The mystery of why and when God declines to wield His “stilling” power won’t be answered by a puny blogger. The perennial questions are always there: Is God powerless? Do sin and death have equal power to arm wrestle with God over the cosmos? Does God inflict these horrors and punishments? Does God exist or is this all random stuff? If God exists, does He care?
Reacting to the madness we now call World War I (our claims to progress mocked by what the enumeration tells us), Yeats wrote,
…Things fall apart; the centre cannot hold;
Mere anarchy is loosed upon the world,
The blood-dimmed tide is loosed, and everywhere
The ceremony of innocence is drowned;
The best lack all conviction, while the worst
Are full of passionate intensity.
Surely some revelation is at hand;
Surely the Second Coming is at hand…
We think our madness can bring about the end, just as we sometimes presume that our goodness, effort, insight or perceived progress will create a heaven on earth.
But the heaven of our making never arrives, nor does the end toward which our recurring madness seems to point.
When I was in the Army decades ago, many of my Sergeants were veterans of the Viet Nam
war “conflict.” One of them shared a darkly humorous aphorism about the first experience of combat,
When in danger, when in doubt, run in circles, scream and shout.

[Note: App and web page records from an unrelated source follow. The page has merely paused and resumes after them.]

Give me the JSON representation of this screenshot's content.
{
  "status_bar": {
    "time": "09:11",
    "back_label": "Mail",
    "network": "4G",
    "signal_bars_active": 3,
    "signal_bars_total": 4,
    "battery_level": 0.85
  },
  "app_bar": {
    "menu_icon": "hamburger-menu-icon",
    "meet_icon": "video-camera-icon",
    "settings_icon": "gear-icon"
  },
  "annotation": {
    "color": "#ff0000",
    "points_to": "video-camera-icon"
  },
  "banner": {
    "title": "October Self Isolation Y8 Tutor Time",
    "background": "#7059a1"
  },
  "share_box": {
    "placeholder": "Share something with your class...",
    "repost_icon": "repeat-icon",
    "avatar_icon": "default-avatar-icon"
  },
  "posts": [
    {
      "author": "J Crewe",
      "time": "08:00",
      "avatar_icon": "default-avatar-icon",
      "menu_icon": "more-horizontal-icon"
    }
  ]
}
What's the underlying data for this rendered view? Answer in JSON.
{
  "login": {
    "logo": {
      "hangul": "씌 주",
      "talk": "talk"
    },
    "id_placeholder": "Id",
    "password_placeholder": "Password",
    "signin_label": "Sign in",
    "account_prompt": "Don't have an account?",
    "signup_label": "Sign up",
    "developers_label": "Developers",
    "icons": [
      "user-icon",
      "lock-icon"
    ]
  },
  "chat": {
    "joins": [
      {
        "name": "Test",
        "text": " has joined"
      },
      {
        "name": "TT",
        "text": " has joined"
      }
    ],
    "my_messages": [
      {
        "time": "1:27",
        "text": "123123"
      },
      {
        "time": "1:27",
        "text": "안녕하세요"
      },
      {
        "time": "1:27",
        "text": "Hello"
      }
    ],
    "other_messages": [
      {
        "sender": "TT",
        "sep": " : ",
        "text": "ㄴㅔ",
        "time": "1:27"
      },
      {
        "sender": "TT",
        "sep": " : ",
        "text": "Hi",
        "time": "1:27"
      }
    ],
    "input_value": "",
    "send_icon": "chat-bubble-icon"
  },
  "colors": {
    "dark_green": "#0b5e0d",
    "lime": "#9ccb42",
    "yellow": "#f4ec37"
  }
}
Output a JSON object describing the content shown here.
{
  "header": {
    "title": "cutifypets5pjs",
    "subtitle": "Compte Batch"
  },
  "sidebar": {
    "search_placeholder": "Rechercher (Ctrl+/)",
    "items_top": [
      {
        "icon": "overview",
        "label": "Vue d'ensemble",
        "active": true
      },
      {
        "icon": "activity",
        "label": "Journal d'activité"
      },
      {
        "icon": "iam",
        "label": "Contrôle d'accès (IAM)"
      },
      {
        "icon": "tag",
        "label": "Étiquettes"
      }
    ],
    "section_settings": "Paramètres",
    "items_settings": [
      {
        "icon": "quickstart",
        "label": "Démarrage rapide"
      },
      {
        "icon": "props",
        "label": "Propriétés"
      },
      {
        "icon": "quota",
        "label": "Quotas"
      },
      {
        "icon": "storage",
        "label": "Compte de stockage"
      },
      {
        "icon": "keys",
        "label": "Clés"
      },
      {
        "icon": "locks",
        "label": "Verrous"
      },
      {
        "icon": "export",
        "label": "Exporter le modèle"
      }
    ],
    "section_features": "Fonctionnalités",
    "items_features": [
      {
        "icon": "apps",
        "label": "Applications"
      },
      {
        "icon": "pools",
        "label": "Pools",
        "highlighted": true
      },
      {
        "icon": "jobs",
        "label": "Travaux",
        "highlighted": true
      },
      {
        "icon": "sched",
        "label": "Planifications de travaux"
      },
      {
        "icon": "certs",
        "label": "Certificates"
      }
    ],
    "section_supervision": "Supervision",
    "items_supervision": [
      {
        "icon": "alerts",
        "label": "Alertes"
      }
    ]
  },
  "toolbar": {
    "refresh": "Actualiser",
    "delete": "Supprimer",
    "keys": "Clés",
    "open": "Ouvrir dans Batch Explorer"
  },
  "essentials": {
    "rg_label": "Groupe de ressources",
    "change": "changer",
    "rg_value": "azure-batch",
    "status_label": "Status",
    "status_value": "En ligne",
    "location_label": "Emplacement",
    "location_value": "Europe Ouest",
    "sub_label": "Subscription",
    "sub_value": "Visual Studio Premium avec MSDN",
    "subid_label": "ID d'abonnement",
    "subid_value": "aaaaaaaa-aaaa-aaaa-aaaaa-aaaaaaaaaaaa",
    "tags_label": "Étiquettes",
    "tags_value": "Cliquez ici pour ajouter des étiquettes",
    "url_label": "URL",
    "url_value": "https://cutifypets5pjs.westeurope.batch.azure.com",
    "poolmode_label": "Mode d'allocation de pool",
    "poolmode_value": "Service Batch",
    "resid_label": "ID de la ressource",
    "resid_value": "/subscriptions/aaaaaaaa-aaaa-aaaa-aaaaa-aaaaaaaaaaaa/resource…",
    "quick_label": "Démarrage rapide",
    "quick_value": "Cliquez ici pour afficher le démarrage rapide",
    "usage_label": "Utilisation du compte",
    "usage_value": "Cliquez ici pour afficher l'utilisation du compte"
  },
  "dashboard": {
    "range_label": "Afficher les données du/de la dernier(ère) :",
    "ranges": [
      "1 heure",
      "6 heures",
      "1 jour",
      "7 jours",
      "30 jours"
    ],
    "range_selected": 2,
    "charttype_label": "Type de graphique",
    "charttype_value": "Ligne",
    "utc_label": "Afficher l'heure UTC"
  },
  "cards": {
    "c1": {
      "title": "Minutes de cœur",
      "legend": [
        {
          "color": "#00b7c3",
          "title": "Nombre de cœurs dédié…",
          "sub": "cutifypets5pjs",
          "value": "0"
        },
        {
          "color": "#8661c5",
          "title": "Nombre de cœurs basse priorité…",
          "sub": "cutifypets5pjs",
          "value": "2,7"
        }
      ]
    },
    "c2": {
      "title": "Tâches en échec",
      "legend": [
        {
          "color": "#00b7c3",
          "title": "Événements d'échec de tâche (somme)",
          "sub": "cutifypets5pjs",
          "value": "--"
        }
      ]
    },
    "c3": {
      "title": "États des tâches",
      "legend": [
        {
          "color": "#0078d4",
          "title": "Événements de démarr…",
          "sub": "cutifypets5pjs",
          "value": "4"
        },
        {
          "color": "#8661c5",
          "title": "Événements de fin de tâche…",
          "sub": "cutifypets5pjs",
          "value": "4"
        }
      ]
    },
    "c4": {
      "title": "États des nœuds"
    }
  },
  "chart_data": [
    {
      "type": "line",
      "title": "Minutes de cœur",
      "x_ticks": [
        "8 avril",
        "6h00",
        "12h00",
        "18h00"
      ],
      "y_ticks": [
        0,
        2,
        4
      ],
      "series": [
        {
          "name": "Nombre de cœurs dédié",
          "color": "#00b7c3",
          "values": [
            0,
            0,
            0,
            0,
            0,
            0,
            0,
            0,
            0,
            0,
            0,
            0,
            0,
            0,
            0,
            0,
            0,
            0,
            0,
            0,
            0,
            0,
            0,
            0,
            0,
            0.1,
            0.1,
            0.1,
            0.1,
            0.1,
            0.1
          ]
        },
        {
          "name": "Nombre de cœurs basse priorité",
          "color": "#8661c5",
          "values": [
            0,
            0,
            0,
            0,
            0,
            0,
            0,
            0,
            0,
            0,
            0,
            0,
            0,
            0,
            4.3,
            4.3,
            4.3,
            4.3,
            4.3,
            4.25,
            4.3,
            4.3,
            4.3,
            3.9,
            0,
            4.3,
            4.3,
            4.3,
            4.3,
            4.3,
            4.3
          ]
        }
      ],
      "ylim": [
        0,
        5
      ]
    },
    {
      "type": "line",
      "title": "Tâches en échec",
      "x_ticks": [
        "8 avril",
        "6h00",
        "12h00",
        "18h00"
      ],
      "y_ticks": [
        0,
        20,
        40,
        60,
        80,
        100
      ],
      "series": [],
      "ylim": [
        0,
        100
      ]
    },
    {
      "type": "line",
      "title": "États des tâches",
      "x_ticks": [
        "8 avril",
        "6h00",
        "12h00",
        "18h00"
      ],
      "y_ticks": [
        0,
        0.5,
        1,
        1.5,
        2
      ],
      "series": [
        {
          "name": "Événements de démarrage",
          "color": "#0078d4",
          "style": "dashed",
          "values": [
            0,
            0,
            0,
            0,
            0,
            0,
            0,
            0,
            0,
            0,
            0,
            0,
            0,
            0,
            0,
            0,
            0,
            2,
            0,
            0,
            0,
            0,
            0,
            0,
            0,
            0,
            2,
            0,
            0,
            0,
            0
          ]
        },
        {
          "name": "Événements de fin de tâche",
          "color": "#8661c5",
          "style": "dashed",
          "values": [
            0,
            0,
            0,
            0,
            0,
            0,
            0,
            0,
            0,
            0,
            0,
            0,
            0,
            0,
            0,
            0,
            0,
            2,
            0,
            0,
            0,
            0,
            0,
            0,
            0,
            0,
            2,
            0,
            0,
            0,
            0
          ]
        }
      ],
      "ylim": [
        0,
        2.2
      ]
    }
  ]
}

It strikes me that a big part of Christian witness should be to help the world to be still and wait. We are prone to jump on the let’s-build-heaven-on-earth bandwagon, as if we are the object of the Psalmist’s praise, to run in circles, scream and shout as if we have power to still the waves and madness (a belief which might well be defined as madness, but I digress).
The ancient prophecies tell us that the peace we seek will not come from a program of human design or exertion of human power, but, like the creation of the universe, be a word of God,
He shall judge between many peoples, and shall decide for strong nations far away; and they shall beat their swords into plowshares, and their spears into pruning hooks; nation shall not lift up sword against nation, neither shall they learn war anymore; but they shall sit every man under his vine and under his fig tree, and no one shall make them afraid, for the mouth of the LORD of hosts has spoken. (Micah 4:3-4 ESV)
The call to pause and wait finds lovely expression in one of the Christmas hymns (which at this writing we can keep singing until Wednesday!). May it call us back from running in circles, screaming and shouting,
Still through the cloven skies they come
with peaceful wings unfurled,
and still their heavenly music floats
o’er all the weary world;
above its sad and lowly plains,
they bend on hovering wing,
and ever o’er its Babel sounds
the blessed angels sing.
And ye, beneath life’s crushing load,
whose forms are bending low,
who toil along the climbing way
with painful steps and slow,
look now! for glad and golden hours
come swiftly on the wing.
O rest beside the weary road,
and hear the angels sing!